(Required action): Every line in the entries that holds "Marta" should be identified and copied.

(Entries shown):
________
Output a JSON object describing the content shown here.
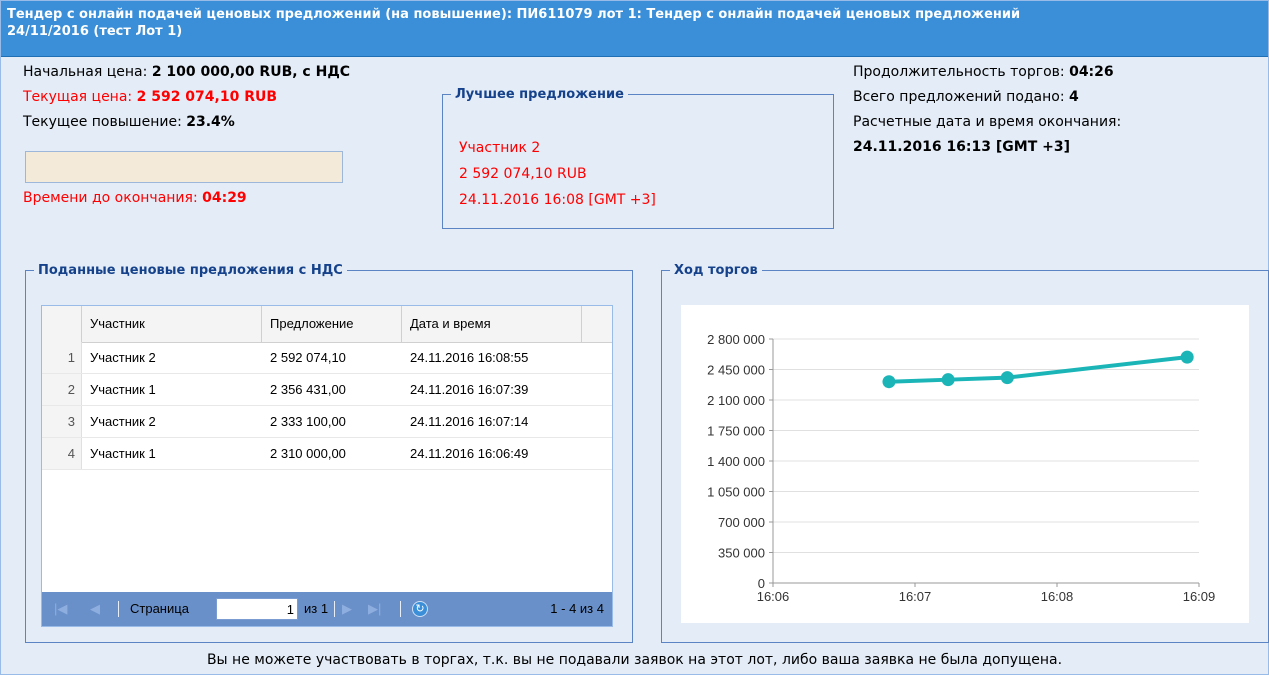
{
  "title": {
    "line1": "Тендер с онлайн подачей ценовых предложений (на повышение): ПИ611079 лот 1: Тендер с онлайн подачей ценовых предложений",
    "line2": "24/11/2016 (тест Лот 1)"
  },
  "info": {
    "start_price_label": "Начальная цена: ",
    "start_price_value": "2 100 000,00 RUB, с НДС",
    "current_price_label": "Текущая цена: ",
    "current_price_value": "2 592 074,10 RUB",
    "increase_label": "Текущее повышение: ",
    "increase_value": "23.4%",
    "progress_fraction": 0.0,
    "time_left_label": "Времени до окончания: ",
    "time_left_value": "04:29"
  },
  "best_offer": {
    "legend": "Лучшее предложение",
    "participant": "Участник 2",
    "amount": "2 592 074,10 RUB",
    "datetime": "24.11.2016 16:08 [GMT +3]"
  },
  "stats": {
    "duration_label": "Продолжительность торгов: ",
    "duration_value": "04:26",
    "total_label": "Всего предложений подано: ",
    "total_value": "4",
    "end_label": "Расчетные дата и время окончания:",
    "end_value": "24.11.2016 16:13 [GMT +3]"
  },
  "offers": {
    "legend": "Поданные ценовые предложения с НДС",
    "columns": [
      "Участник",
      "Предложение",
      "Дата и время"
    ],
    "rows": [
      {
        "num": "1",
        "participant": "Участник 2",
        "amount": "2 592 074,10",
        "datetime": "24.11.2016 16:08:55"
      },
      {
        "num": "2",
        "participant": "Участник 1",
        "amount": "2 356 431,00",
        "datetime": "24.11.2016 16:07:39"
      },
      {
        "num": "3",
        "participant": "Участник 2",
        "amount": "2 333 100,00",
        "datetime": "24.11.2016 16:07:14"
      },
      {
        "num": "4",
        "participant": "Участник 1",
        "amount": "2 310 000,00",
        "datetime": "24.11.2016 16:06:49"
      }
    ],
    "pager": {
      "page_label": "Страница",
      "page_value": "1",
      "of_label": "из 1",
      "summary": "1 - 4 из 4"
    }
  },
  "chart_legend": "Ход торгов",
  "chart_data": {
    "type": "line",
    "x": [
      "16:06:49",
      "16:07:14",
      "16:07:39",
      "16:08:55"
    ],
    "values": [
      2310000,
      2333100,
      2356431,
      2592074.1
    ],
    "xticks": [
      "16:06",
      "16:07",
      "16:08",
      "16:09"
    ],
    "yticks": [
      "2 800 000",
      "2 450 000",
      "2 100 000",
      "1 750 000",
      "1 400 000",
      "1 050 000",
      "700 000",
      "350 000",
      "0"
    ],
    "ylim": [
      0,
      2800000
    ],
    "xlim": [
      "16:06",
      "16:09"
    ],
    "grid": true,
    "color": "#1bb5b8"
  },
  "footer": "Вы не можете участвовать в торгах, т.к. вы не подавали заявок на этот лот, либо ваша заявка не была допущена."
}
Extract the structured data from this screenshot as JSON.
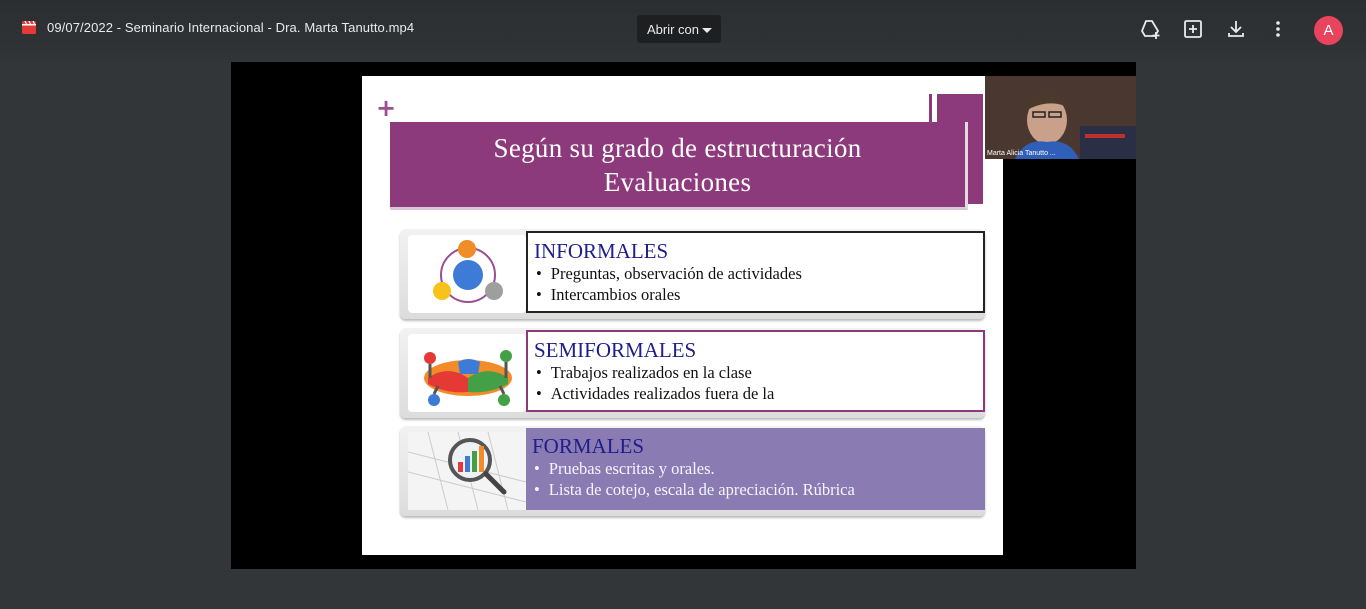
{
  "header": {
    "file_name": "09/07/2022 - Seminario Internacional - Dra. Marta Tanutto.mp4",
    "open_with_label": "Abrir con",
    "avatar_initial": "A",
    "icons": [
      "add-to-drive-icon",
      "new-window-icon",
      "download-icon",
      "more-options-icon"
    ]
  },
  "slide": {
    "title_line1": "Según su grado de estructuración",
    "title_line2": "Evaluaciones",
    "sections": [
      {
        "heading": "INFORMALES",
        "items": [
          "Preguntas, observación de actividades",
          "Intercambios orales"
        ]
      },
      {
        "heading": "SEMIFORMALES",
        "items": [
          "Trabajos realizados en la clase",
          "Actividades realizados fuera de la"
        ]
      },
      {
        "heading": "FORMALES",
        "items": [
          "Pruebas escritas y orales.",
          "Lista de cotejo, escala de apreciación. Rúbrica"
        ]
      }
    ]
  },
  "webcam": {
    "participant_name": "Marta Alicia Tanutto ..."
  },
  "colors": {
    "slide_accent": "#8c3a7c",
    "heading_blue": "#1e1e8c",
    "formales_box": "#8a7bb3",
    "avatar": "#e8445d"
  }
}
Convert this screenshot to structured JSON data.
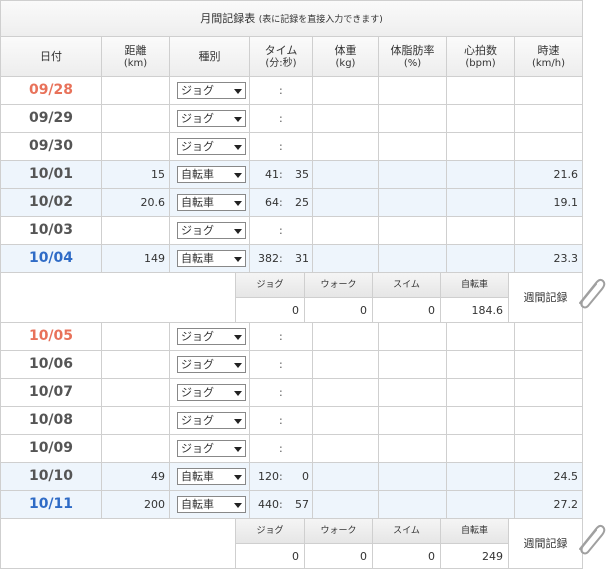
{
  "title": {
    "main": "月間記録表",
    "sub": "(表に記録を直接入力できます)"
  },
  "headers": [
    {
      "label": "日付",
      "unit": ""
    },
    {
      "label": "距離",
      "unit": "(km)"
    },
    {
      "label": "種別",
      "unit": ""
    },
    {
      "label": "タイム",
      "unit": "(分:秒)"
    },
    {
      "label": "体重",
      "unit": "(kg)"
    },
    {
      "label": "体脂肪率",
      "unit": "(%)"
    },
    {
      "label": "心拍数",
      "unit": "(bpm)"
    },
    {
      "label": "時速",
      "unit": "(km/h)"
    }
  ],
  "time_separator": ":",
  "colors": {
    "sunday": "#e8725a",
    "saturday": "#2f6bc6",
    "weekday": "#555555",
    "row_alt": "#eef5fc",
    "border": "#cfcfcf"
  },
  "weeks": [
    {
      "days": [
        {
          "date": "09/28",
          "day_type": "sunday",
          "distance": "",
          "type": "ジョグ",
          "min": "",
          "sec": "",
          "speed": "",
          "highlight": false
        },
        {
          "date": "09/29",
          "day_type": "weekday",
          "distance": "",
          "type": "ジョグ",
          "min": "",
          "sec": "",
          "speed": "",
          "highlight": false
        },
        {
          "date": "09/30",
          "day_type": "weekday",
          "distance": "",
          "type": "ジョグ",
          "min": "",
          "sec": "",
          "speed": "",
          "highlight": false
        },
        {
          "date": "10/01",
          "day_type": "weekday",
          "distance": "15",
          "type": "自転車",
          "min": "41",
          "sec": "35",
          "speed": "21.6",
          "highlight": true
        },
        {
          "date": "10/02",
          "day_type": "weekday",
          "distance": "20.6",
          "type": "自転車",
          "min": "64",
          "sec": "25",
          "speed": "19.1",
          "highlight": true
        },
        {
          "date": "10/03",
          "day_type": "weekday",
          "distance": "",
          "type": "ジョグ",
          "min": "",
          "sec": "",
          "speed": "",
          "highlight": false
        },
        {
          "date": "10/04",
          "day_type": "saturday",
          "distance": "149",
          "type": "自転車",
          "min": "382",
          "sec": "31",
          "speed": "23.3",
          "highlight": true
        }
      ],
      "summary": {
        "labels": [
          "ジョグ",
          "ウォーク",
          "スイム",
          "自転車"
        ],
        "values": [
          "0",
          "0",
          "0",
          "184.6"
        ],
        "button": "週間記録"
      }
    },
    {
      "days": [
        {
          "date": "10/05",
          "day_type": "sunday",
          "distance": "",
          "type": "ジョグ",
          "min": "",
          "sec": "",
          "speed": "",
          "highlight": false
        },
        {
          "date": "10/06",
          "day_type": "weekday",
          "distance": "",
          "type": "ジョグ",
          "min": "",
          "sec": "",
          "speed": "",
          "highlight": false
        },
        {
          "date": "10/07",
          "day_type": "weekday",
          "distance": "",
          "type": "ジョグ",
          "min": "",
          "sec": "",
          "speed": "",
          "highlight": false
        },
        {
          "date": "10/08",
          "day_type": "weekday",
          "distance": "",
          "type": "ジョグ",
          "min": "",
          "sec": "",
          "speed": "",
          "highlight": false
        },
        {
          "date": "10/09",
          "day_type": "weekday",
          "distance": "",
          "type": "ジョグ",
          "min": "",
          "sec": "",
          "speed": "",
          "highlight": false
        },
        {
          "date": "10/10",
          "day_type": "weekday",
          "distance": "49",
          "type": "自転車",
          "min": "120",
          "sec": "0",
          "speed": "24.5",
          "highlight": true
        },
        {
          "date": "10/11",
          "day_type": "saturday",
          "distance": "200",
          "type": "自転車",
          "min": "440",
          "sec": "57",
          "speed": "27.2",
          "highlight": true
        }
      ],
      "summary": {
        "labels": [
          "ジョグ",
          "ウォーク",
          "スイム",
          "自転車"
        ],
        "values": [
          "0",
          "0",
          "0",
          "249"
        ],
        "button": "週間記録"
      }
    }
  ]
}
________
(Response box):
    "file_name": "09/07/2022 - Seminario Internacional - Dra. Marta Tanutto.mp4",
    "participant_name": "Marta Alicia Tanutto ..."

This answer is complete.